**Assignment**: Lines before the one containing "Parse this screenshot: output" are not wanted; restate the rest below word for word, through the last line, but drop any pictures.

(Beginning of Supplied data)

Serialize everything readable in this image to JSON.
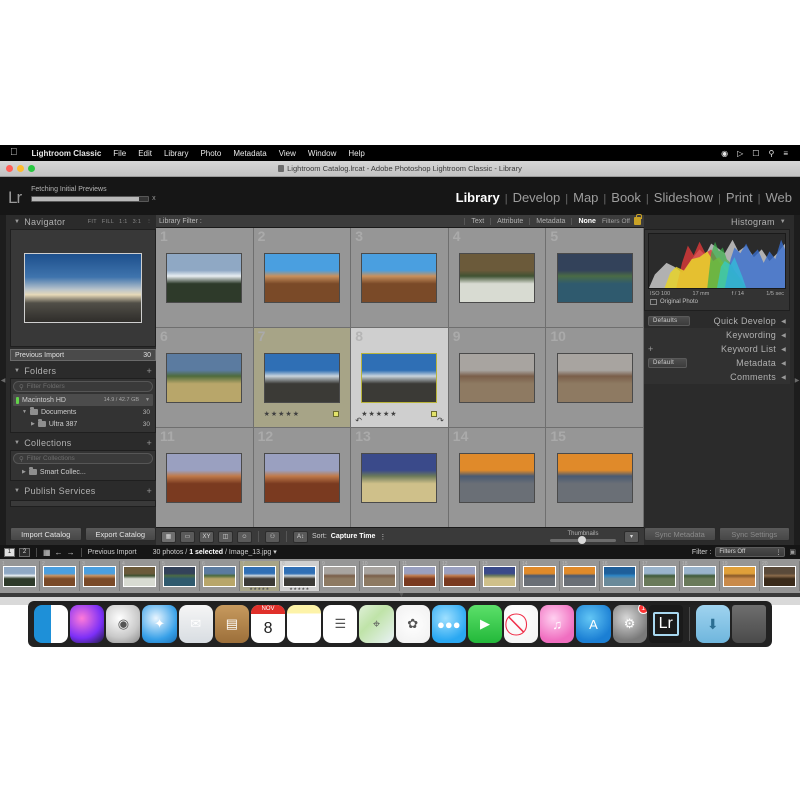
{
  "menubar": {
    "apple_icon": "apple-icon",
    "app_name": "Lightroom Classic",
    "items": [
      "File",
      "Edit",
      "Library",
      "Photo",
      "Metadata",
      "View",
      "Window",
      "Help"
    ],
    "right_icons": [
      "notification-icon",
      "siri-icon",
      "screen-mirroring-icon",
      "search-icon",
      "control-center-icon"
    ]
  },
  "window": {
    "title": "Lightroom Catalog.lrcat - Adobe Photoshop Lightroom Classic - Library",
    "doc_icon": "document-icon"
  },
  "topbar": {
    "logo": "Lr",
    "activity_label": "Fetching Initial Previews",
    "progress_percent": 92,
    "cancel_label": "x",
    "modules": [
      {
        "label": "Library",
        "active": true
      },
      {
        "label": "Develop",
        "active": false
      },
      {
        "label": "Map",
        "active": false
      },
      {
        "label": "Book",
        "active": false
      },
      {
        "label": "Slideshow",
        "active": false
      },
      {
        "label": "Print",
        "active": false
      },
      {
        "label": "Web",
        "active": false
      }
    ]
  },
  "left_panel": {
    "navigator": {
      "title": "Navigator",
      "zoom_options": [
        "FIT",
        "FILL",
        "1:1",
        "3:1"
      ],
      "chevron": "chevron-down-icon"
    },
    "source": {
      "label": "Previous Import",
      "count": "30"
    },
    "folders": {
      "title": "Folders",
      "filter_placeholder": "Filter Folders",
      "volume": {
        "name": "Macintosh HD",
        "space": "14.9 / 42.7 GB"
      },
      "rows": [
        {
          "label": "Documents",
          "count": "30",
          "depth": 1
        },
        {
          "label": "Ultra 387",
          "count": "30",
          "depth": 2
        }
      ]
    },
    "collections": {
      "title": "Collections",
      "filter_placeholder": "Filter Collections",
      "rows": [
        {
          "label": "Smart Collec...",
          "count": ""
        }
      ]
    },
    "publish_services": {
      "title": "Publish Services"
    },
    "buttons": {
      "import": "Import Catalog",
      "export": "Export Catalog"
    }
  },
  "library_filter": {
    "title": "Library Filter :",
    "tabs": [
      {
        "label": "Text",
        "active": false
      },
      {
        "label": "Attribute",
        "active": false
      },
      {
        "label": "Metadata",
        "active": false
      },
      {
        "label": "None",
        "active": true
      }
    ],
    "filters_state": "Filters Off",
    "lock_icon": "lock-icon"
  },
  "grid": {
    "cells": [
      {
        "index": "1",
        "state": "normal",
        "stars": "",
        "c1": "#8fa8c4",
        "c2": "#e8eef2",
        "c3": "#2e3a2a"
      },
      {
        "index": "2",
        "state": "normal",
        "stars": "",
        "c1": "#4a9fe0",
        "c2": "#c9915e",
        "c3": "#7a4a28"
      },
      {
        "index": "3",
        "state": "normal",
        "stars": "",
        "c1": "#4a9fe0",
        "c2": "#c9915e",
        "c3": "#7a4a28"
      },
      {
        "index": "4",
        "state": "normal",
        "stars": "",
        "c1": "#6b5a3a",
        "c2": "#3f5232",
        "c3": "#d8dbd2"
      },
      {
        "index": "5",
        "state": "normal",
        "stars": "",
        "c1": "#33425a",
        "c2": "#4a6b45",
        "c3": "#2f5a6e"
      },
      {
        "index": "6",
        "state": "normal",
        "stars": "",
        "c1": "#5b7ba0",
        "c2": "#4e6b3c",
        "c3": "#b8a66a"
      },
      {
        "index": "7",
        "state": "selected",
        "stars": "★★★★★",
        "c1": "#2f6fb5",
        "c2": "#c9d4dd",
        "c3": "#3b3a36"
      },
      {
        "index": "8",
        "state": "active",
        "stars": "★★★★★",
        "c1": "#2f6fb5",
        "c2": "#c9d4dd",
        "c3": "#3b3a36"
      },
      {
        "index": "9",
        "state": "normal",
        "stars": "",
        "c1": "#a8a4a0",
        "c2": "#7a5f4a",
        "c3": "#8e7a62"
      },
      {
        "index": "10",
        "state": "normal",
        "stars": "",
        "c1": "#a8a4a0",
        "c2": "#7a5f4a",
        "c3": "#8e7a62"
      },
      {
        "index": "11",
        "state": "normal",
        "stars": "",
        "c1": "#9aa0c0",
        "c2": "#c07a4a",
        "c3": "#7a3a20"
      },
      {
        "index": "12",
        "state": "normal",
        "stars": "",
        "c1": "#9aa0c0",
        "c2": "#c07a4a",
        "c3": "#7a3a20"
      },
      {
        "index": "13",
        "state": "normal",
        "stars": "",
        "c1": "#3a4a8a",
        "c2": "#6b7a5a",
        "c3": "#cfc08a"
      },
      {
        "index": "14",
        "state": "normal",
        "stars": "",
        "c1": "#e08a2a",
        "c2": "#4a5a72",
        "c3": "#6a6f76"
      },
      {
        "index": "15",
        "state": "normal",
        "stars": "",
        "c1": "#e08a2a",
        "c2": "#4a5a72",
        "c3": "#6a6f76"
      }
    ],
    "badge_icon": "color-label-badge"
  },
  "toolbar": {
    "view_icons": [
      "grid-view-icon",
      "loupe-view-icon",
      "compare-view-icon",
      "survey-view-icon",
      "people-view-icon"
    ],
    "painter_icon": "spray-can-icon",
    "sort_icon": "sort-az-icon",
    "sort_label": "Sort:",
    "sort_value": "Capture Time",
    "thumbnails_label": "Thumbnails",
    "thumbnail_size": 45
  },
  "right_panel": {
    "histogram": {
      "title": "Histogram",
      "chevron": "chevron-down-icon",
      "iso": "ISO 100",
      "focal": "17 mm",
      "aperture": "f / 14",
      "shutter": "1/5 sec",
      "original_photo": "Original Photo"
    },
    "sections": [
      {
        "title": "Quick Develop",
        "preset": "Defaults"
      },
      {
        "title": "Keywording",
        "preset": ""
      },
      {
        "title": "Keyword List",
        "preset": ""
      },
      {
        "title": "Metadata",
        "preset": "Default"
      },
      {
        "title": "Comments",
        "preset": ""
      }
    ],
    "buttons": {
      "sync_metadata": "Sync Metadata",
      "sync_settings": "Sync Settings"
    }
  },
  "filmstrip": {
    "page_tabs": [
      "1",
      "2"
    ],
    "grid_icon": "grid-icon",
    "back_icon": "arrow-left-icon",
    "forward_icon": "arrow-right-icon",
    "source": "Previous Import",
    "status_count": "30 photos",
    "status_selected": "1 selected",
    "status_file": "Image_13.jpg",
    "filter_label": "Filter :",
    "filter_value": "Filters Off",
    "cells": [
      {
        "index": "1",
        "state": "normal",
        "stars": "",
        "c1": "#8fa8c4",
        "c2": "#e8eef2",
        "c3": "#2e3a2a"
      },
      {
        "index": "2",
        "state": "normal",
        "stars": "",
        "c1": "#4a9fe0",
        "c2": "#c9915e",
        "c3": "#7a4a28"
      },
      {
        "index": "3",
        "state": "normal",
        "stars": "",
        "c1": "#4a9fe0",
        "c2": "#c9915e",
        "c3": "#7a4a28"
      },
      {
        "index": "4",
        "state": "normal",
        "stars": "",
        "c1": "#6b5a3a",
        "c2": "#3f5232",
        "c3": "#d8dbd2"
      },
      {
        "index": "5",
        "state": "normal",
        "stars": "",
        "c1": "#33425a",
        "c2": "#4a6b45",
        "c3": "#2f5a6e"
      },
      {
        "index": "6",
        "state": "normal",
        "stars": "",
        "c1": "#5b7ba0",
        "c2": "#4e6b3c",
        "c3": "#b8a66a"
      },
      {
        "index": "7",
        "state": "selected",
        "stars": "★★★★★",
        "c1": "#2f6fb5",
        "c2": "#c9d4dd",
        "c3": "#3b3a36"
      },
      {
        "index": "8",
        "state": "active",
        "stars": "★★★★★",
        "c1": "#2f6fb5",
        "c2": "#c9d4dd",
        "c3": "#3b3a36"
      },
      {
        "index": "9",
        "state": "normal",
        "stars": "",
        "c1": "#a8a4a0",
        "c2": "#7a5f4a",
        "c3": "#8e7a62"
      },
      {
        "index": "10",
        "state": "normal",
        "stars": "",
        "c1": "#a8a4a0",
        "c2": "#7a5f4a",
        "c3": "#8e7a62"
      },
      {
        "index": "11",
        "state": "normal",
        "stars": "",
        "c1": "#9aa0c0",
        "c2": "#c07a4a",
        "c3": "#7a3a20"
      },
      {
        "index": "12",
        "state": "normal",
        "stars": "",
        "c1": "#9aa0c0",
        "c2": "#c07a4a",
        "c3": "#7a3a20"
      },
      {
        "index": "13",
        "state": "normal",
        "stars": "",
        "c1": "#3a4a8a",
        "c2": "#6b7a5a",
        "c3": "#cfc08a"
      },
      {
        "index": "14",
        "state": "normal",
        "stars": "",
        "c1": "#e08a2a",
        "c2": "#4a5a72",
        "c3": "#6a6f76"
      },
      {
        "index": "15",
        "state": "normal",
        "stars": "",
        "c1": "#e08a2a",
        "c2": "#4a5a72",
        "c3": "#6a6f76"
      },
      {
        "index": "16",
        "state": "normal",
        "stars": "",
        "c1": "#1f5f9a",
        "c2": "#2f86c4",
        "c3": "#6a8a9a"
      },
      {
        "index": "17",
        "state": "normal",
        "stars": "",
        "c1": "#9ab4cc",
        "c2": "#3f5a3a",
        "c3": "#6a7a5a"
      },
      {
        "index": "18",
        "state": "normal",
        "stars": "",
        "c1": "#9ab4cc",
        "c2": "#3f5a3a",
        "c3": "#6a7a5a"
      },
      {
        "index": "19",
        "state": "normal",
        "stars": "",
        "c1": "#e0a03a",
        "c2": "#8a5a2a",
        "c3": "#c98a4a"
      },
      {
        "index": "20",
        "state": "normal",
        "stars": "",
        "c1": "#5a4a3a",
        "c2": "#8a6a4a",
        "c3": "#3a2a1a"
      }
    ]
  },
  "dock": {
    "items": [
      {
        "name": "finder-icon",
        "label": "Finder",
        "running": true
      },
      {
        "name": "siri-icon",
        "label": "Siri",
        "running": false
      },
      {
        "name": "launchpad-icon",
        "label": "Launchpad",
        "running": false
      },
      {
        "name": "safari-icon",
        "label": "Safari",
        "running": false
      },
      {
        "name": "mail-icon",
        "label": "Mail",
        "running": false
      },
      {
        "name": "contacts-icon",
        "label": "Contacts",
        "running": false
      },
      {
        "name": "calendar-icon",
        "label": "Calendar",
        "running": false
      },
      {
        "name": "notes-icon",
        "label": "Notes",
        "running": false
      },
      {
        "name": "reminders-icon",
        "label": "Reminders",
        "running": false
      },
      {
        "name": "maps-icon",
        "label": "Maps",
        "running": false
      },
      {
        "name": "photos-icon",
        "label": "Photos",
        "running": false
      },
      {
        "name": "messages-icon",
        "label": "Messages",
        "running": false
      },
      {
        "name": "facetime-icon",
        "label": "FaceTime",
        "running": false
      },
      {
        "name": "news-icon",
        "label": "News",
        "running": false
      },
      {
        "name": "music-icon",
        "label": "Music",
        "running": false
      },
      {
        "name": "appstore-icon",
        "label": "App Store",
        "running": false
      },
      {
        "name": "system-preferences-icon",
        "label": "System Preferences",
        "running": false,
        "badge": "1"
      },
      {
        "name": "lightroom-icon",
        "label": "Lr",
        "running": true
      }
    ],
    "calendar_month": "NOV",
    "calendar_day": "8",
    "downloads_label": "Downloads",
    "trash_label": "Trash"
  }
}
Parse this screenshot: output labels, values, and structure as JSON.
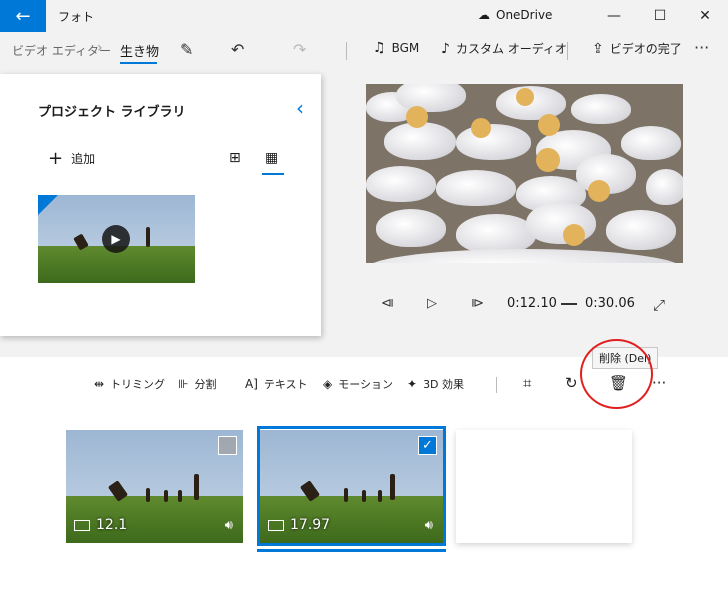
{
  "titlebar": {
    "app_title": "フォト",
    "onedrive_label": "OneDrive"
  },
  "toolbar": {
    "breadcrumb_root": "ビデオ エディター",
    "breadcrumb_current": "生き物",
    "bgm_label": "BGM",
    "custom_audio_label": "カスタム オーディオ",
    "finish_video_label": "ビデオの完了"
  },
  "library": {
    "title": "プロジェクト ライブラリ",
    "add_label": "追加"
  },
  "player": {
    "current_time": "0:12.10",
    "total_time": "0:30.06"
  },
  "storyboard_tools": {
    "trim": "トリミング",
    "split": "分割",
    "text": "テキスト",
    "motion": "モーション",
    "effects_3d": "3D 効果",
    "delete_tooltip": "削除 (Del)"
  },
  "clips": [
    {
      "duration": "12.1",
      "selected": false
    },
    {
      "duration": "17.97",
      "selected": true
    }
  ]
}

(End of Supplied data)

**Reply**:
Parse this screenshot: output labels, values, and structure as JSON.
{
  "titlebar": {
    "app_title": "フォト",
    "onedrive_label": "OneDrive"
  },
  "toolbar": {
    "breadcrumb_root": "ビデオ エディター",
    "breadcrumb_current": "生き物",
    "bgm_label": "BGM",
    "custom_audio_label": "カスタム オーディオ",
    "finish_video_label": "ビデオの完了"
  },
  "library": {
    "title": "プロジェクト ライブラリ",
    "add_label": "追加"
  },
  "player": {
    "current_time": "0:12.10",
    "total_time": "0:30.06"
  },
  "storyboard_tools": {
    "trim": "トリミング",
    "split": "分割",
    "text": "テキスト",
    "motion": "モーション",
    "effects_3d": "3D 効果",
    "delete_tooltip": "削除 (Del)"
  },
  "clips": [
    {
      "duration": "12.1",
      "selected": false
    },
    {
      "duration": "17.97",
      "selected": true
    }
  ]
}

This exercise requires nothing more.